**DATA**:
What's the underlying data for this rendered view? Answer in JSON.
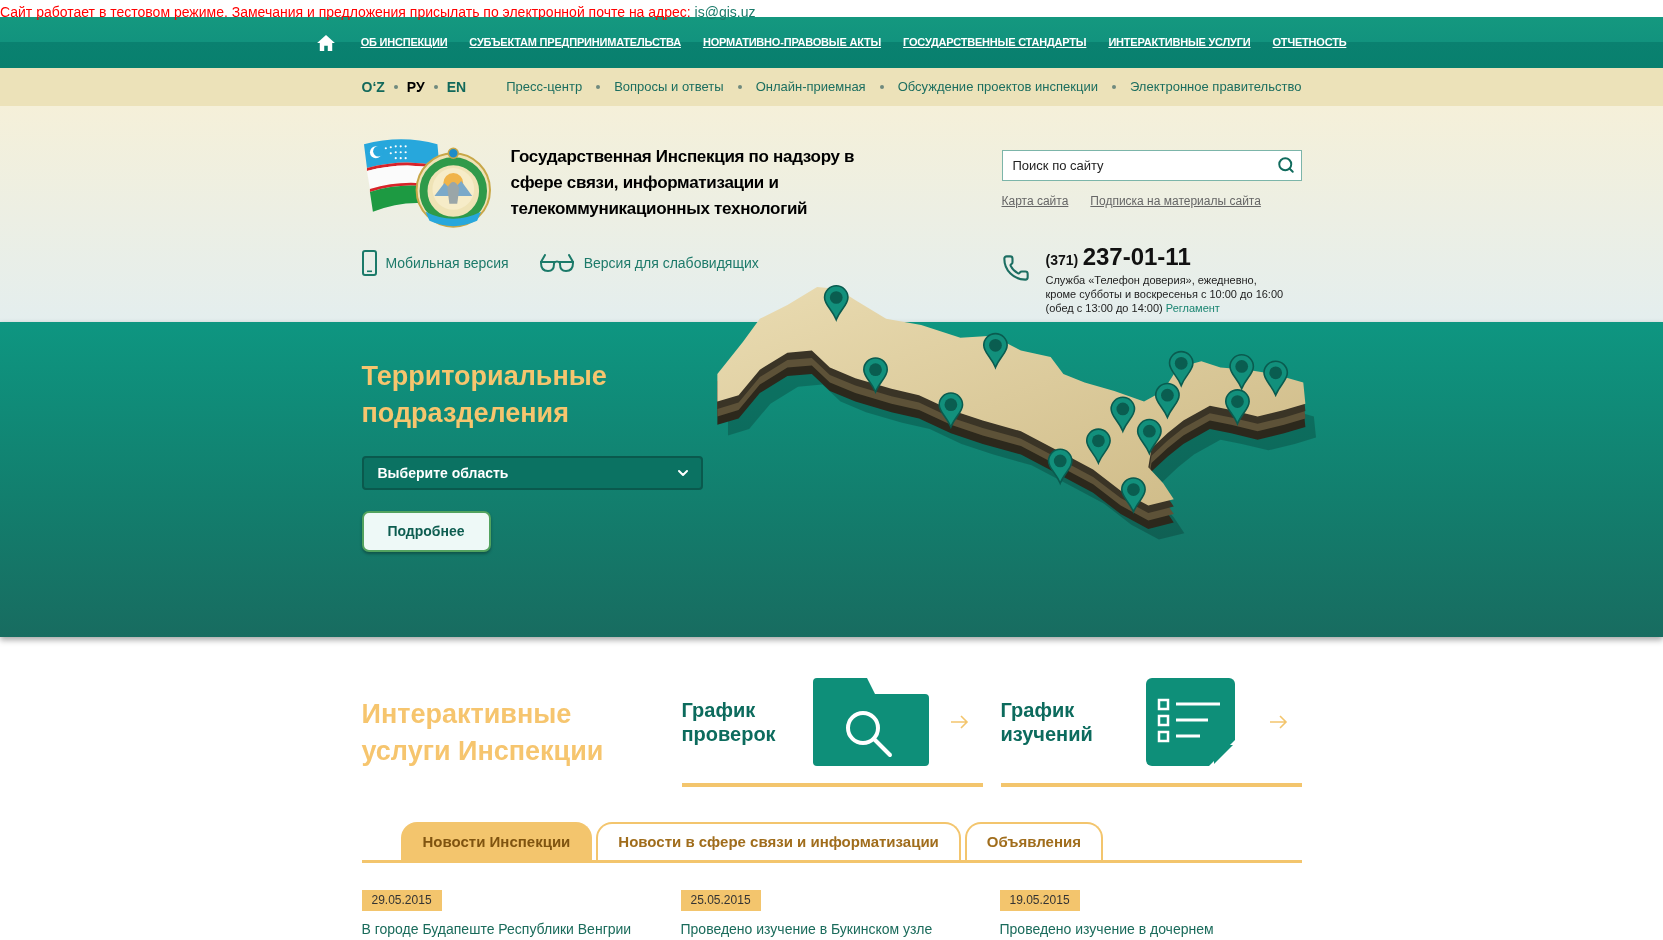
{
  "notice": {
    "text": "Сайт работает в тестовом режиме. Замечания и предложения присылать по электронной почте на адрес:",
    "email": "is@gis.uz"
  },
  "main_nav": {
    "items": [
      "ОБ ИНСПЕКЦИИ",
      "СУБЪЕКТАМ ПРЕДПРИНИМАТЕЛЬСТВА",
      "НОРМАТИВНО-ПРАВОВЫЕ АКТЫ",
      "ГОСУДАРСТВЕННЫЕ СТАНДАРТЫ",
      "ИНТЕРАКТИВНЫЕ УСЛУГИ",
      "ОТЧЕТНОСТЬ"
    ]
  },
  "languages": [
    {
      "label": "O‘Z",
      "selected": false
    },
    {
      "label": "РУ",
      "selected": true
    },
    {
      "label": "EN",
      "selected": false
    }
  ],
  "top_links": [
    "Пресс-центр",
    "Вопросы и ответы",
    "Онлайн-приемная",
    "Обсуждение проектов инспекции",
    "Электронное правительство"
  ],
  "header": {
    "title_lines": [
      "Государственная Инспекция по надзору в",
      "сфере связи, информатизации и",
      "телекоммуникационных технологий"
    ],
    "links": [
      {
        "kind": "mobile",
        "label": "Мобильная версия"
      },
      {
        "kind": "low_vision",
        "label": "Версия для слабовидящих"
      }
    ],
    "search": {
      "placeholder": "Поиск по сайту"
    },
    "site_links": [
      "Карта сайта",
      "Подписка на материалы сайта"
    ],
    "phone": {
      "code": "(371)",
      "number": "237-01-11",
      "note_lines": [
        "Служба «Телефон доверия», ежедневно,",
        "кроме субботы и воскресенья с 10:00 до 16:00",
        "(обед с 13:00 до 14:00)"
      ],
      "link": "Регламент"
    }
  },
  "territorial": {
    "title": "Территориальные подразделения",
    "select": {
      "value": "Выберите область"
    },
    "button": "Подробнее"
  },
  "interactive": {
    "title": "Интерактивные услуги Инспекции",
    "services": [
      {
        "kind": "folder_search",
        "title": "График проверок"
      },
      {
        "kind": "checklist",
        "title": "График изучений"
      }
    ]
  },
  "news_tabs": [
    {
      "label": "Новости Инспекции",
      "selected": true
    },
    {
      "label": "Новости в сфере связи и информатизации",
      "selected": false
    },
    {
      "label": "Объявления",
      "selected": false
    }
  ],
  "news": [
    {
      "date": "29.05.2015",
      "title": "В городе Будапеште Республики Венгрии"
    },
    {
      "date": "25.05.2015",
      "title": "Проведено изучение в Букинском узле"
    },
    {
      "date": "19.05.2015",
      "title": "Проведено изучение в дочернем"
    }
  ]
}
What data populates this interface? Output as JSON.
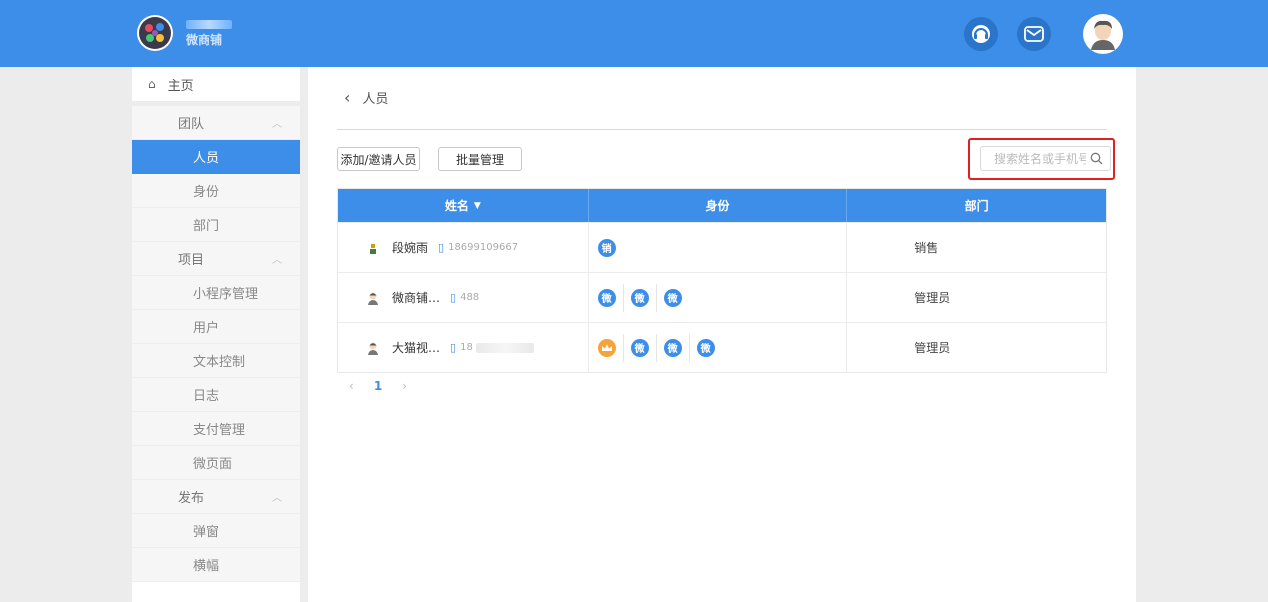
{
  "header": {
    "brand_name": "微商铺",
    "support_icon": "headset-icon",
    "mail_icon": "mail-icon",
    "avatar_icon": "user-avatar-icon"
  },
  "sidebar": {
    "home": "主页",
    "groups": [
      {
        "label": "团队",
        "items": [
          "人员",
          "身份",
          "部门"
        ]
      },
      {
        "label": "项目",
        "items": [
          "小程序管理",
          "用户",
          "文本控制",
          "日志",
          "支付管理",
          "微页面"
        ]
      },
      {
        "label": "发布",
        "items": [
          "弹窗",
          "横幅"
        ]
      }
    ],
    "active_item": "人员"
  },
  "main": {
    "breadcrumb": "人员",
    "buttons": {
      "add": "添加/邀请人员",
      "batch": "批量管理"
    },
    "search_placeholder": "搜索姓名或手机号",
    "table": {
      "headers": [
        "姓名",
        "身份",
        "部门"
      ],
      "rows": [
        {
          "name": "段婉雨",
          "phone": "18699109667",
          "roles": [
            "销"
          ],
          "dept": "销售"
        },
        {
          "name": "微商铺…",
          "phone": "488",
          "roles": [
            "微",
            "微",
            "微"
          ],
          "dept": "管理员"
        },
        {
          "name": "大猫视…",
          "phone": "18",
          "roles": [
            "crown",
            "微",
            "微",
            "微"
          ],
          "dept": "管理员"
        }
      ]
    },
    "pager": {
      "prev": "‹",
      "current": "1",
      "next": "›"
    }
  },
  "colors": {
    "accent": "#3d8ee8",
    "highlight": "#e02020",
    "crown": "#f5a33a"
  }
}
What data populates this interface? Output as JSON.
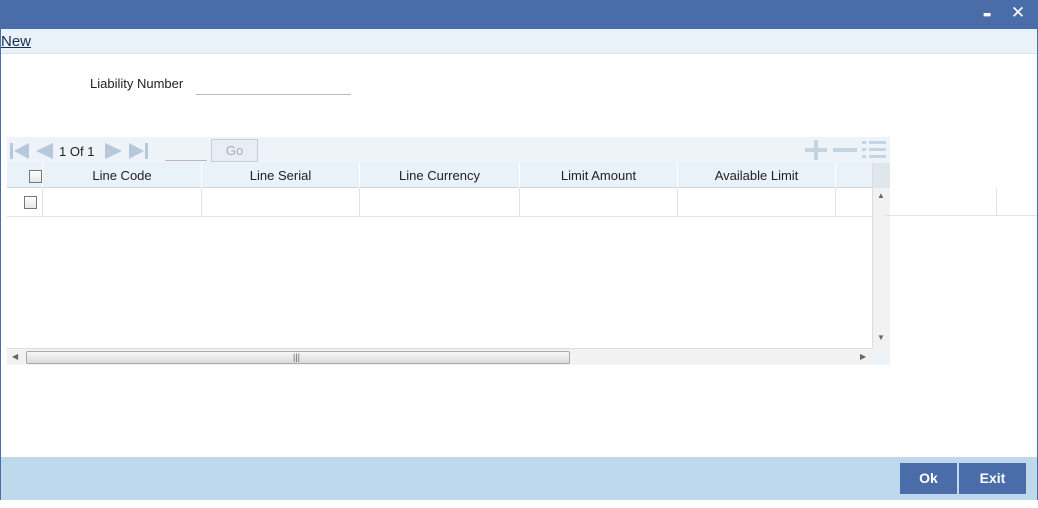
{
  "window": {
    "minimize_glyph": "▬",
    "close_glyph": "✕"
  },
  "menu": {
    "new_label": "New"
  },
  "form": {
    "liability_number_label": "Liability Number",
    "liability_number_value": ""
  },
  "grid": {
    "pagination": {
      "current": "1",
      "of_label": "Of",
      "total": "1",
      "page_input_value": "",
      "go_label": "Go"
    },
    "columns": [
      "Line Code",
      "Line Serial",
      "Line Currency",
      "Limit Amount",
      "Available Limit"
    ],
    "rows": [
      {
        "line_code": "",
        "line_serial": "",
        "line_currency": "",
        "limit_amount": "",
        "available_limit": ""
      }
    ],
    "scroll_grip": "|||"
  },
  "footer": {
    "ok_label": "Ok",
    "exit_label": "Exit"
  },
  "colors": {
    "titlebar": "#4a6da9",
    "footer": "#bed9ec",
    "header_row": "#e9f1f9",
    "button": "#4a6da9"
  },
  "icons": [
    "minimize-icon",
    "close-icon",
    "first-page-icon",
    "previous-page-icon",
    "next-page-icon",
    "last-page-icon",
    "add-row-icon",
    "delete-row-icon",
    "single-view-icon"
  ]
}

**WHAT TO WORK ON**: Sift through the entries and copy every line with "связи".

**YOUR SOLUTION**:
      "сфере связи, информатизации и",
      "label": "Новости в сфере связи и информатизации",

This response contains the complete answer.